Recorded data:
[Start of section]

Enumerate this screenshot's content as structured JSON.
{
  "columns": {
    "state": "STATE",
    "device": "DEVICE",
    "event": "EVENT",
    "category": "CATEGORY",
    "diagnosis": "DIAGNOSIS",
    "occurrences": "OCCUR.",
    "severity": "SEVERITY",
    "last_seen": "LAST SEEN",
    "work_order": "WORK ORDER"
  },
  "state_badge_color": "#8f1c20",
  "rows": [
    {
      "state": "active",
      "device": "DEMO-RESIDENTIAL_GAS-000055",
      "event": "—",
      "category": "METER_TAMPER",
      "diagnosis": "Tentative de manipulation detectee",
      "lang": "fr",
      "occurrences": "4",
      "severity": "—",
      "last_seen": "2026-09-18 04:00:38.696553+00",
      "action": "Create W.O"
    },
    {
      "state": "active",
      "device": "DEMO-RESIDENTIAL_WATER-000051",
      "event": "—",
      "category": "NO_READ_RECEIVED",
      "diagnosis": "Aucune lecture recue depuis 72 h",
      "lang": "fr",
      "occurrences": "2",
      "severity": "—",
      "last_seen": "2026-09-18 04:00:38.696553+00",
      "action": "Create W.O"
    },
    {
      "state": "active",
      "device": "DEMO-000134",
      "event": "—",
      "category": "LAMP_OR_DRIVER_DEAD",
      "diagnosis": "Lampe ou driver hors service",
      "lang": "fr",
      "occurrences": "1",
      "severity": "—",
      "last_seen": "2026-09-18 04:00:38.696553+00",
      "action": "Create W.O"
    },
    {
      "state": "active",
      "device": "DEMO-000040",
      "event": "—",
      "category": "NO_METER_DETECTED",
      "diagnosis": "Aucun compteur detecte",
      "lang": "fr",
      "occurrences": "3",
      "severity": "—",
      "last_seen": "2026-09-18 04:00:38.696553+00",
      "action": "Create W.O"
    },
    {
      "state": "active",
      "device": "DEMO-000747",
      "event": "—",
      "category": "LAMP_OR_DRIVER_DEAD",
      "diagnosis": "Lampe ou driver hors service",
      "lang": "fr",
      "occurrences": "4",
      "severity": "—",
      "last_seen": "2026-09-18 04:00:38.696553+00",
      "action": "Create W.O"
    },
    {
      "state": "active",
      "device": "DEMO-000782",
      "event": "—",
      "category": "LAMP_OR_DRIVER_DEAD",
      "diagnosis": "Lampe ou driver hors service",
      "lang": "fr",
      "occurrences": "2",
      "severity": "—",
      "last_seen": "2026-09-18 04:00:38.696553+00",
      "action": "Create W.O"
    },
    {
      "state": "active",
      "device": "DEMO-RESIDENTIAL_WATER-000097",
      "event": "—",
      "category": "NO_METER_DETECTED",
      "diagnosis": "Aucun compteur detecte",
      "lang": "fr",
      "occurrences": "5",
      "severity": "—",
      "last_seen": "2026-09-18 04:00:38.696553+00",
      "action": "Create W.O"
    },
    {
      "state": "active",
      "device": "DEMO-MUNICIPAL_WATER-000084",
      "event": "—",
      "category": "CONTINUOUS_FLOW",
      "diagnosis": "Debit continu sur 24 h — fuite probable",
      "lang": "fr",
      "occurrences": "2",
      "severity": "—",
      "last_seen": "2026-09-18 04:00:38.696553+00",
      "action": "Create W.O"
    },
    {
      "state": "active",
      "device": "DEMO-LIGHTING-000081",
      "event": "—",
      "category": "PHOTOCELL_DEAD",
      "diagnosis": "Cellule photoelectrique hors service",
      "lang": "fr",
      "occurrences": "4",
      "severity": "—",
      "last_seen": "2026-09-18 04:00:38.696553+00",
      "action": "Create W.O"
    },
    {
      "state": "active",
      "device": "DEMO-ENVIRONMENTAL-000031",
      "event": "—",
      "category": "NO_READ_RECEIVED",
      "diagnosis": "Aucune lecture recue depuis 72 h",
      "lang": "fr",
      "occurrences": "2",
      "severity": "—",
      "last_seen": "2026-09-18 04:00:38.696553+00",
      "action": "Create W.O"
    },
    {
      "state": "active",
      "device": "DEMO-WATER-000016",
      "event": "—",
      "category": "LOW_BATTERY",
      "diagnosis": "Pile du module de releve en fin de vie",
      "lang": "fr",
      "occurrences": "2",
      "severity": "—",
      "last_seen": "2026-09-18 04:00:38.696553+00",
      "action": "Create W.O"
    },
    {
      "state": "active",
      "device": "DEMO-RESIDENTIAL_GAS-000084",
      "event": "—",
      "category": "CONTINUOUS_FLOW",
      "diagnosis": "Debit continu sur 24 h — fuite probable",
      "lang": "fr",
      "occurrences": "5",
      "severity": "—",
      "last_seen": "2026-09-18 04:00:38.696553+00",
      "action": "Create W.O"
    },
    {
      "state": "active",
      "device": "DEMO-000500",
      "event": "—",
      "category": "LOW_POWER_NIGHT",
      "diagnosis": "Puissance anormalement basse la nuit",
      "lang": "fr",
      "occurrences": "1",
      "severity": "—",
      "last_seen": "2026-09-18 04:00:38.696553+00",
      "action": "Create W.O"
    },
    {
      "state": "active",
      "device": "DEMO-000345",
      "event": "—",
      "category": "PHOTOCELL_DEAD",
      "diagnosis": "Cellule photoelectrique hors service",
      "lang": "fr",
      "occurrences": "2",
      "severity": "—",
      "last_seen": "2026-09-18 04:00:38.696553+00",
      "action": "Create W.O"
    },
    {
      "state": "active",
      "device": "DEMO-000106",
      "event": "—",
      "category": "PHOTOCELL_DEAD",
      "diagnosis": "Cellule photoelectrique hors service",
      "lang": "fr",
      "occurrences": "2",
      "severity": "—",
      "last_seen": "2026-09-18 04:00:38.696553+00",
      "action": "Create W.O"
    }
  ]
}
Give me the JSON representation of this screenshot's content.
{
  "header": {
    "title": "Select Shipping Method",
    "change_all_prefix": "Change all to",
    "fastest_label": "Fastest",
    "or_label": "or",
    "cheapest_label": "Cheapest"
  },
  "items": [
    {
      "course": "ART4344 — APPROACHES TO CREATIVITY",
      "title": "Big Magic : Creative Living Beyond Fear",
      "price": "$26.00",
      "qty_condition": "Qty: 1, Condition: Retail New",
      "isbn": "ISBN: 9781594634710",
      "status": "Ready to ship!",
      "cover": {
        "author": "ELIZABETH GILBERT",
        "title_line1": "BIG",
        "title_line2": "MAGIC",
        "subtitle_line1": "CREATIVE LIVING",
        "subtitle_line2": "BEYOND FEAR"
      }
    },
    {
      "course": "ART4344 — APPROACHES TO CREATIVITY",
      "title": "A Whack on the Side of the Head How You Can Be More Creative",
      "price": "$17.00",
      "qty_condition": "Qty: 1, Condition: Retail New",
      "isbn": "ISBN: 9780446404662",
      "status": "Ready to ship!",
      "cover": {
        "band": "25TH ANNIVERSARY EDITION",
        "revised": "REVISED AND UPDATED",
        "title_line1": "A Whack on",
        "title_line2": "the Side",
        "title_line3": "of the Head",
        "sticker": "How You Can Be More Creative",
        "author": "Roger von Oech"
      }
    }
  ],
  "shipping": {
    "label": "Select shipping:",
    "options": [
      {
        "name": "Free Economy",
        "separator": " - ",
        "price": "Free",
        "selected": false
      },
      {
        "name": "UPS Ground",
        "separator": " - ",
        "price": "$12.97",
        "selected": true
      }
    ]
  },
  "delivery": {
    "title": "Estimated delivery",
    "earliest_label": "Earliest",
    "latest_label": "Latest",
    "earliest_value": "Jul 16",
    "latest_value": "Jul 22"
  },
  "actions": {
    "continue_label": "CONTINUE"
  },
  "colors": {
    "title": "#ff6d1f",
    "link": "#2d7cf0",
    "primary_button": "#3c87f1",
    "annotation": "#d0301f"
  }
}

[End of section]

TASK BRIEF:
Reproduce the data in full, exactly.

ANSWER:
Enumerate this screenshot's content as structured JSON.
{
  "columns": {
    "state": "STATE",
    "device": "DEVICE",
    "event": "EVENT",
    "category": "CATEGORY",
    "diagnosis": "DIAGNOSIS",
    "occurrences": "OCCUR.",
    "severity": "SEVERITY",
    "last_seen": "LAST SEEN",
    "work_order": "WORK ORDER"
  },
  "state_badge_color": "#8f1c20",
  "rows": [
    {
      "state": "active",
      "device": "DEMO-RESIDENTIAL_GAS-000055",
      "event": "—",
      "category": "METER_TAMPER",
      "diagnosis": "Tentative de manipulation detectee",
      "lang": "fr",
      "occurrences": "4",
      "severity": "—",
      "last_seen": "2026-09-18 04:00:38.696553+00",
      "action": "Create W.O"
    },
    {
      "state": "active",
      "device": "DEMO-RESIDENTIAL_WATER-000051",
      "event": "—",
      "category": "NO_READ_RECEIVED",
      "diagnosis": "Aucune lecture recue depuis 72 h",
      "lang": "fr",
      "occurrences": "2",
      "severity": "—",
      "last_seen": "2026-09-18 04:00:38.696553+00",
      "action": "Create W.O"
    },
    {
      "state": "active",
      "device": "DEMO-000134",
      "event": "—",
      "category": "LAMP_OR_DRIVER_DEAD",
      "diagnosis": "Lampe ou driver hors service",
      "lang": "fr",
      "occurrences": "1",
      "severity": "—",
      "last_seen": "2026-09-18 04:00:38.696553+00",
      "action": "Create W.O"
    },
    {
      "state": "active",
      "device": "DEMO-000040",
      "event": "—",
      "category": "NO_METER_DETECTED",
      "diagnosis": "Aucun compteur detecte",
      "lang": "fr",
      "occurrences": "3",
      "severity": "—",
      "last_seen": "2026-09-18 04:00:38.696553+00",
      "action": "Create W.O"
    },
    {
      "state": "active",
      "device": "DEMO-000747",
      "event": "—",
      "category": "LAMP_OR_DRIVER_DEAD",
      "diagnosis": "Lampe ou driver hors service",
      "lang": "fr",
      "occurrences": "4",
      "severity": "—",
      "last_seen": "2026-09-18 04:00:38.696553+00",
      "action": "Create W.O"
    },
    {
      "state": "active",
      "device": "DEMO-000782",
      "event": "—",
      "category": "LAMP_OR_DRIVER_DEAD",
      "diagnosis": "Lampe ou driver hors service",
      "lang": "fr",
      "occurrences": "2",
      "severity": "—",
      "last_seen": "2026-09-18 04:00:38.696553+00",
      "action": "Create W.O"
    },
    {
      "state": "active",
      "device": "DEMO-RESIDENTIAL_WATER-000097",
      "event": "—",
      "category": "NO_METER_DETECTED",
      "diagnosis": "Aucun compteur detecte",
      "lang": "fr",
      "occurrences": "5",
      "severity": "—",
      "last_seen": "2026-09-18 04:00:38.696553+00",
      "action": "Create W.O"
    },
    {
      "state": "active",
      "device": "DEMO-MUNICIPAL_WATER-000084",
      "event": "—",
      "category": "CONTINUOUS_FLOW",
      "diagnosis": "Debit continu sur 24 h — fuite probable",
      "lang": "fr",
      "occurrences": "2",
      "severity": "—",
      "last_seen": "2026-09-18 04:00:38.696553+00",
      "action": "Create W.O"
    },
    {
      "state": "active",
      "device": "DEMO-LIGHTING-000081",
      "event": "—",
      "category": "PHOTOCELL_DEAD",
      "diagnosis": "Cellule photoelectrique hors service",
      "lang": "fr",
      "occurrences": "4",
      "severity": "—",
      "last_seen": "2026-09-18 04:00:38.696553+00",
      "action": "Create W.O"
    },
    {
      "state": "active",
      "device": "DEMO-ENVIRONMENTAL-000031",
      "event": "—",
      "category": "NO_READ_RECEIVED",
      "diagnosis": "Aucune lecture recue depuis 72 h",
      "lang": "fr",
      "occurrences": "2",
      "severity": "—",
      "last_seen": "2026-09-18 04:00:38.696553+00",
      "action": "Create W.O"
    },
    {
      "state": "active",
      "device": "DEMO-WATER-000016",
      "event": "—",
      "category": "LOW_BATTERY",
      "diagnosis": "Pile du module de releve en fin de vie",
      "lang": "fr",
      "occurrences": "2",
      "severity": "—",
      "last_seen": "2026-09-18 04:00:38.696553+00",
      "action": "Create W.O"
    },
    {
      "state": "active",
      "device": "DEMO-RESIDENTIAL_GAS-000084",
      "event": "—",
      "category": "CONTINUOUS_FLOW",
      "diagnosis": "Debit continu sur 24 h — fuite probable",
      "lang": "fr",
      "occurrences": "5",
      "severity": "—",
      "last_seen": "2026-09-18 04:00:38.696553+00",
      "action": "Create W.O"
    },
    {
      "state": "active",
      "device": "DEMO-000500",
      "event": "—",
      "category": "LOW_POWER_NIGHT",
      "diagnosis": "Puissance anormalement basse la nuit",
      "lang": "fr",
      "occurrences": "1",
      "severity": "—",
      "last_seen": "2026-09-18 04:00:38.696553+00",
      "action": "Create W.O"
    },
    {
      "state": "active",
      "device": "DEMO-000345",
      "event": "—",
      "category": "PHOTOCELL_DEAD",
      "diagnosis": "Cellule photoelectrique hors service",
      "lang": "fr",
      "occurrences": "2",
      "severity": "—",
      "last_seen": "2026-09-18 04:00:38.696553+00",
      "action": "Create W.O"
    },
    {
      "state": "active",
      "device": "DEMO-000106",
      "event": "—",
      "category": "PHOTOCELL_DEAD",
      "diagnosis": "Cellule photoelectrique hors service",
      "lang": "fr",
      "occurrences": "2",
      "severity": "—",
      "last_seen": "2026-09-18 04:00:38.696553+00",
      "action": "Create W.O"
    }
  ]
}
Give me the JSON representation of this screenshot's content.
{
  "header": {
    "title": "Select Shipping Method",
    "change_all_prefix": "Change all to",
    "fastest_label": "Fastest",
    "or_label": "or",
    "cheapest_label": "Cheapest"
  },
  "items": [
    {
      "course": "ART4344 — APPROACHES TO CREATIVITY",
      "title": "Big Magic : Creative Living Beyond Fear",
      "price": "$26.00",
      "qty_condition": "Qty: 1, Condition: Retail New",
      "isbn": "ISBN: 9781594634710",
      "status": "Ready to ship!",
      "cover": {
        "author": "ELIZABETH GILBERT",
        "title_line1": "BIG",
        "title_line2": "MAGIC",
        "subtitle_line1": "CREATIVE LIVING",
        "subtitle_line2": "BEYOND FEAR"
      }
    },
    {
      "course": "ART4344 — APPROACHES TO CREATIVITY",
      "title": "A Whack on the Side of the Head How You Can Be More Creative",
      "price": "$17.00",
      "qty_condition": "Qty: 1, Condition: Retail New",
      "isbn": "ISBN: 9780446404662",
      "status": "Ready to ship!",
      "cover": {
        "band": "25TH ANNIVERSARY EDITION",
        "revised": "REVISED AND UPDATED",
        "title_line1": "A Whack on",
        "title_line2": "the Side",
        "title_line3": "of the Head",
        "sticker": "How You Can Be More Creative",
        "author": "Roger von Oech"
      }
    }
  ],
  "shipping": {
    "label": "Select shipping:",
    "options": [
      {
        "name": "Free Economy",
        "separator": " - ",
        "price": "Free",
        "selected": false
      },
      {
        "name": "UPS Ground",
        "separator": " - ",
        "price": "$12.97",
        "selected": true
      }
    ]
  },
  "delivery": {
    "title": "Estimated delivery",
    "earliest_label": "Earliest",
    "latest_label": "Latest",
    "earliest_value": "Jul 16",
    "latest_value": "Jul 22"
  },
  "actions": {
    "continue_label": "CONTINUE"
  },
  "colors": {
    "title": "#ff6d1f",
    "link": "#2d7cf0",
    "primary_button": "#3c87f1",
    "annotation": "#d0301f"
  }
}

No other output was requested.